TASK BRIEF - Your answer should consist of each line below that includes the word "true".

··· LISTED ENTRIES

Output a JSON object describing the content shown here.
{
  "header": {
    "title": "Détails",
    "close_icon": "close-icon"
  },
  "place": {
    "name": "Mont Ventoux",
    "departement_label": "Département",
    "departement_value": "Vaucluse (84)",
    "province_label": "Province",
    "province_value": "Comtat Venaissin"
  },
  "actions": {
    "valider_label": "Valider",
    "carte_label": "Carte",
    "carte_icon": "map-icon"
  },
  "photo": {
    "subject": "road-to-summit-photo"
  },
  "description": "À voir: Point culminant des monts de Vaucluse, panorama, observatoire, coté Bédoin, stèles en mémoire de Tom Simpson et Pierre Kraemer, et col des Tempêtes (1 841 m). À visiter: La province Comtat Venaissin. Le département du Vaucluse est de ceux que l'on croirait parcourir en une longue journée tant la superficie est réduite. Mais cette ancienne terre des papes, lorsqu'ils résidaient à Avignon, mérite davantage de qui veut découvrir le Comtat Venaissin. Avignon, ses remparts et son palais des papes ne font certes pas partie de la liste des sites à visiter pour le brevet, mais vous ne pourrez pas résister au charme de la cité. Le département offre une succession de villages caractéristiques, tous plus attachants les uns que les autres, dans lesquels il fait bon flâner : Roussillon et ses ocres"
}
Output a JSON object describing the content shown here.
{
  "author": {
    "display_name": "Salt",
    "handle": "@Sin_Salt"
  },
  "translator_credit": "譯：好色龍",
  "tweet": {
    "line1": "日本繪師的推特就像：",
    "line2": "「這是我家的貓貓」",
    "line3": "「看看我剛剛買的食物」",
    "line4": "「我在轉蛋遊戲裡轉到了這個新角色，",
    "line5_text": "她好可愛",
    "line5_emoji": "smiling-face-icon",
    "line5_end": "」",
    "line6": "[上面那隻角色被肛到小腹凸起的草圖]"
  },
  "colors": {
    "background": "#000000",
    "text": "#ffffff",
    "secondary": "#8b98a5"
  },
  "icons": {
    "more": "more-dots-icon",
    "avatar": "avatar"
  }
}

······
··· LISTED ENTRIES

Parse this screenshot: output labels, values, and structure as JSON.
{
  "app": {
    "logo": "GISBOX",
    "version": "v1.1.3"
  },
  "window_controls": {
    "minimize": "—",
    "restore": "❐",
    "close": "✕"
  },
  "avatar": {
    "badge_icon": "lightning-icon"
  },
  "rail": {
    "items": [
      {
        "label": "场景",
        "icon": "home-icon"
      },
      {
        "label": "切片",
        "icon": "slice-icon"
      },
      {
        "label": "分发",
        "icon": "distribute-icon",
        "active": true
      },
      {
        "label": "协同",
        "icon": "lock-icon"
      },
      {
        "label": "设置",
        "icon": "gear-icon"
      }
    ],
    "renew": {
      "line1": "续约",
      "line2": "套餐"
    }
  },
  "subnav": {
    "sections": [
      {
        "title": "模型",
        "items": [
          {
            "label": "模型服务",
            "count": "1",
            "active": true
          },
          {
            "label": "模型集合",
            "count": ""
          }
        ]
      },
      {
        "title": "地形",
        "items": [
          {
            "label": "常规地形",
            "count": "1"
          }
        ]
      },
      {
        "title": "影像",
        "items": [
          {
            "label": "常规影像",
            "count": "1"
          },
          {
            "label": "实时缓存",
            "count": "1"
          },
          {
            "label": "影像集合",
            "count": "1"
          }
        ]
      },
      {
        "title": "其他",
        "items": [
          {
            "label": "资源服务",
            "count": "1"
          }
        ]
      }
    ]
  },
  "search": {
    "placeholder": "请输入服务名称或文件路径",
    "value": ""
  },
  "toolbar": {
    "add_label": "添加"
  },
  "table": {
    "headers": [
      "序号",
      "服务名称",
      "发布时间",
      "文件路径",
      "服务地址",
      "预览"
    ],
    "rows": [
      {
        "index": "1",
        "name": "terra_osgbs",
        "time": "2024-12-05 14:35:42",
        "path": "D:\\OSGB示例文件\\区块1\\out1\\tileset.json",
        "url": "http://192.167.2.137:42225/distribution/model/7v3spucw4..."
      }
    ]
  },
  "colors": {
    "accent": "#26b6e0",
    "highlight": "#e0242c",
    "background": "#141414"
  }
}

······
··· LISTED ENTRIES

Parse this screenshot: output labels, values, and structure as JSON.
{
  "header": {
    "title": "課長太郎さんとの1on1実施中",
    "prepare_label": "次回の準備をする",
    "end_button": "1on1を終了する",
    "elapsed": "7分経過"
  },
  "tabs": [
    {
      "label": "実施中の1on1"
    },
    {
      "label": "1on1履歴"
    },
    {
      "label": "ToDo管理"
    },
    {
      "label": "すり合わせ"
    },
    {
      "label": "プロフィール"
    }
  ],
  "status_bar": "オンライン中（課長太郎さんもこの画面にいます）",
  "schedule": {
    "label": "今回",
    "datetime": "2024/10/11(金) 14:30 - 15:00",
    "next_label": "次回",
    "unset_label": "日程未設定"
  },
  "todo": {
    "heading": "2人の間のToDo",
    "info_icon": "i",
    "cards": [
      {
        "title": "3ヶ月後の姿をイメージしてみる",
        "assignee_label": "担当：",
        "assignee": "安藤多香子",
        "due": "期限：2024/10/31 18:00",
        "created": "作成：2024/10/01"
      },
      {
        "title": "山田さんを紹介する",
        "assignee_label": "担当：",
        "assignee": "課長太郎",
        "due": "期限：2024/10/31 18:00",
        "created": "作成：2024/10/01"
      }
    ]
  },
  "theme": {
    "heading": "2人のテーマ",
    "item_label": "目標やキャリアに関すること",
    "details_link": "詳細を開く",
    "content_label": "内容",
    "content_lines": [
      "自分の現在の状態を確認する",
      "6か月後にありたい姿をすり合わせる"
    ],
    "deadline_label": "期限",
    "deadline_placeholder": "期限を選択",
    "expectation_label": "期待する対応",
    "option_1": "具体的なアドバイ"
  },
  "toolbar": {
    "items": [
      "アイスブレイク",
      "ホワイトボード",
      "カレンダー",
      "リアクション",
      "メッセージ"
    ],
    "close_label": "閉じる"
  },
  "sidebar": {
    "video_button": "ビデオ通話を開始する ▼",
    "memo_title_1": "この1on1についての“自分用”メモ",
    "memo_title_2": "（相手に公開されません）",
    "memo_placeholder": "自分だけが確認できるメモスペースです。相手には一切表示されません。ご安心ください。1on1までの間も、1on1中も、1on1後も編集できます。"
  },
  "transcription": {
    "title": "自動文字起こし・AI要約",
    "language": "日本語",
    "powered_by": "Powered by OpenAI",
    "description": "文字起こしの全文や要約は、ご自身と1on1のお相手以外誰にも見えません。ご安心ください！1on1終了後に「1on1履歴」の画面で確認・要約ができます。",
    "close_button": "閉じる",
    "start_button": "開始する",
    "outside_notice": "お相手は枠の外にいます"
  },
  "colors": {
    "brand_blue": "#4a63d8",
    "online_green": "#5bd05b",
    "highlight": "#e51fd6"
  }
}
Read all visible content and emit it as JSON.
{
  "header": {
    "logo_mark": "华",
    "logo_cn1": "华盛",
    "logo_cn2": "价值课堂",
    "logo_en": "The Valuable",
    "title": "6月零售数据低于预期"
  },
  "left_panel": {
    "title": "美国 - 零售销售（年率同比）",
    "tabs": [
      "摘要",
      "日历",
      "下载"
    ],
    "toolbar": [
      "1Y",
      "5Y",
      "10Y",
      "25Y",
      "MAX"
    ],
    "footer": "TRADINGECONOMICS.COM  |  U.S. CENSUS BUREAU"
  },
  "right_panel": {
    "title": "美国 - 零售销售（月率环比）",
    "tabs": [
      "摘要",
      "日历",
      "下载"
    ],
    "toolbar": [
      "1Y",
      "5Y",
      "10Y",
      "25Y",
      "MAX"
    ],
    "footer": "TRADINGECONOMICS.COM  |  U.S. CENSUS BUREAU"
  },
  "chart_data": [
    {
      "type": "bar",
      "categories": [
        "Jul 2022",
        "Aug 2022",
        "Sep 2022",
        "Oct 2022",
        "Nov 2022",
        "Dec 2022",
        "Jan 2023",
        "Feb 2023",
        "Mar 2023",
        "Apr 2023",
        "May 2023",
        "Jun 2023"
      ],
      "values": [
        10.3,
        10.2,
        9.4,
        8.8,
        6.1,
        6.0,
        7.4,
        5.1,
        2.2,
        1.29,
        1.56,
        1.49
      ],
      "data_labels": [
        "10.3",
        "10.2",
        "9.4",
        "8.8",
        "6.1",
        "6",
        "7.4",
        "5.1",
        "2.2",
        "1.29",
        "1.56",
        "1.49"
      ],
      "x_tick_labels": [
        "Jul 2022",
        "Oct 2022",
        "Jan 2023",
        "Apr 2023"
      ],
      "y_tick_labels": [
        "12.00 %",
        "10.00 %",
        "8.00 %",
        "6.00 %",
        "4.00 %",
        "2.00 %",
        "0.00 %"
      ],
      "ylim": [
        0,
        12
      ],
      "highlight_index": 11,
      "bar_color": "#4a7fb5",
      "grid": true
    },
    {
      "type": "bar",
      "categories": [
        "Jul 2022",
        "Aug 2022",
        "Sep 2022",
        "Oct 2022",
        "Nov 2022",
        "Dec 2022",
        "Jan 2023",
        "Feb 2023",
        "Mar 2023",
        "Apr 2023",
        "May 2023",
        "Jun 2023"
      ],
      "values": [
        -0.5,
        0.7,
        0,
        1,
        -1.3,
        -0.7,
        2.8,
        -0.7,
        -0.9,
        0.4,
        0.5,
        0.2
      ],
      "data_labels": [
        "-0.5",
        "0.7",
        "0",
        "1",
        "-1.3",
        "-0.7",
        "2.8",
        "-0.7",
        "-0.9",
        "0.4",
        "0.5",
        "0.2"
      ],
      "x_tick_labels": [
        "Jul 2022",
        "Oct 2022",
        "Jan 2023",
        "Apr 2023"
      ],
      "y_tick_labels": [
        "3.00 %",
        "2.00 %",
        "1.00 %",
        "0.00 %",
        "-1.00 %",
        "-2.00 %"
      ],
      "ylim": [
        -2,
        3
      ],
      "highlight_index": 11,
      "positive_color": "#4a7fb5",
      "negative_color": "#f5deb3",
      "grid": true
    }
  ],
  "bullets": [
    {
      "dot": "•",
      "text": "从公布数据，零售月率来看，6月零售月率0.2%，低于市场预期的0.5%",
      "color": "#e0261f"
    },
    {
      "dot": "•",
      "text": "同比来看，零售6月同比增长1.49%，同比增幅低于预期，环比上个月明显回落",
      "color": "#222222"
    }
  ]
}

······

SOLUTION FOR THIS TASK -
        "active": true
            "active": true
      "grid": true
      "grid": true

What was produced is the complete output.